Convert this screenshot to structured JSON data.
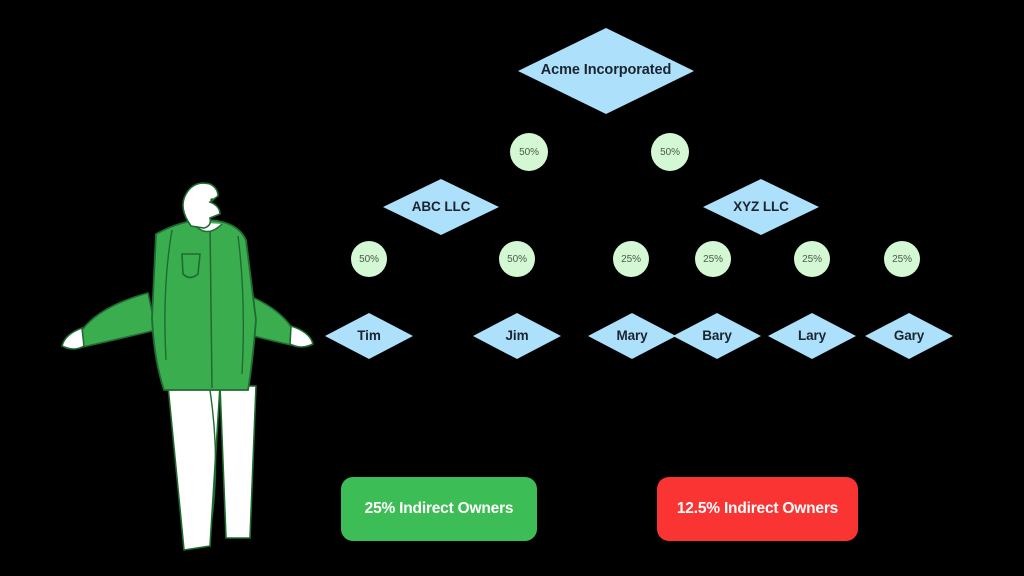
{
  "background_color": "#000000",
  "diagram": {
    "type": "ownership-hierarchy",
    "root": {
      "label": "Acme Incorporated"
    },
    "tier1_badges": [
      {
        "value": "50%"
      },
      {
        "value": "50%"
      }
    ],
    "entities": [
      {
        "label": "ABC LLC"
      },
      {
        "label": "XYZ LLC"
      }
    ],
    "tier2_badges": [
      {
        "value": "50%"
      },
      {
        "value": "50%"
      },
      {
        "value": "25%"
      },
      {
        "value": "25%"
      },
      {
        "value": "25%"
      },
      {
        "value": "25%"
      }
    ],
    "people": [
      {
        "label": "Tim"
      },
      {
        "label": "Jim"
      },
      {
        "label": "Mary"
      },
      {
        "label": "Bary"
      },
      {
        "label": "Lary"
      },
      {
        "label": "Gary"
      }
    ],
    "colors": {
      "node_fill": "#ade1fb",
      "node_text": "#1c2430",
      "badge_fill": "#d3f8d3",
      "badge_text": "#4a5c4a"
    }
  },
  "legend": {
    "items": [
      {
        "label": "25% Indirect Owners",
        "color": "#3dbd55"
      },
      {
        "label": "12.5% Indirect Owners",
        "color": "#fa3333"
      }
    ]
  },
  "illustration": {
    "name": "shrugging-person-illustration",
    "jacket_color": "#3aae4f",
    "outline_color": "#1f6b31",
    "skin_color": "#ffffff",
    "pants_color": "#ffffff"
  }
}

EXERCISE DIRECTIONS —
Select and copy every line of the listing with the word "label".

WORKED SOLUTION —
      "label": "Acme Incorporated"
        "label": "ABC LLC"
        "label": "XYZ LLC"
        "label": "Tim"
        "label": "Jim"
        "label": "Mary"
        "label": "Bary"
        "label": "Lary"
        "label": "Gary"
        "label": "25% Indirect Owners",
        "label": "12.5% Indirect Owners",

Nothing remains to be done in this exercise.